From the entries that follow, copy each line in which "power" appears.

(Element data from apps and pages)
..........

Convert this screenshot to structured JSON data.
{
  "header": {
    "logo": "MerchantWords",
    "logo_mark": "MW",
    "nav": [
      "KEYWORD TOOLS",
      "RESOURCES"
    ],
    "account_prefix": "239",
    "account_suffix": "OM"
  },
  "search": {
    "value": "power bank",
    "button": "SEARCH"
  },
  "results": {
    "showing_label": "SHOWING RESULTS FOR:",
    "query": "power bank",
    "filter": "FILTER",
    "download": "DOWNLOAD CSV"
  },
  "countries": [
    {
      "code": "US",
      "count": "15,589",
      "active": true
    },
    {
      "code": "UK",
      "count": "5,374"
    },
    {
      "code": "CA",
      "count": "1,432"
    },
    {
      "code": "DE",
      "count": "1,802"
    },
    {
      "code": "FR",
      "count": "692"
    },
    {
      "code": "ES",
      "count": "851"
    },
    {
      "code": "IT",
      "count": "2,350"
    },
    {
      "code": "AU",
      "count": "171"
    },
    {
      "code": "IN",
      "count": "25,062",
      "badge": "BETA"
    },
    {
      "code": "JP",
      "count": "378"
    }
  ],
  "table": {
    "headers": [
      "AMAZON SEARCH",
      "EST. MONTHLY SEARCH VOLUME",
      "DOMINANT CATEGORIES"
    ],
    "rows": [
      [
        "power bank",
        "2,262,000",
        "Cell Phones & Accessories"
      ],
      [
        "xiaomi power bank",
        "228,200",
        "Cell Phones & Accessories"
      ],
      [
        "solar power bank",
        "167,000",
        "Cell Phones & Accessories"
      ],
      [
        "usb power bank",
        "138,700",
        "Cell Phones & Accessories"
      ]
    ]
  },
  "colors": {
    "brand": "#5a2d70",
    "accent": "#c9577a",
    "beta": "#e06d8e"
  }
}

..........

→ EXERCISE SOLUTION:
    "value": "power bank",
    "query": "power bank",
        "power bank",
        "xiaomi power bank",
        "solar power bank",
        "usb power bank",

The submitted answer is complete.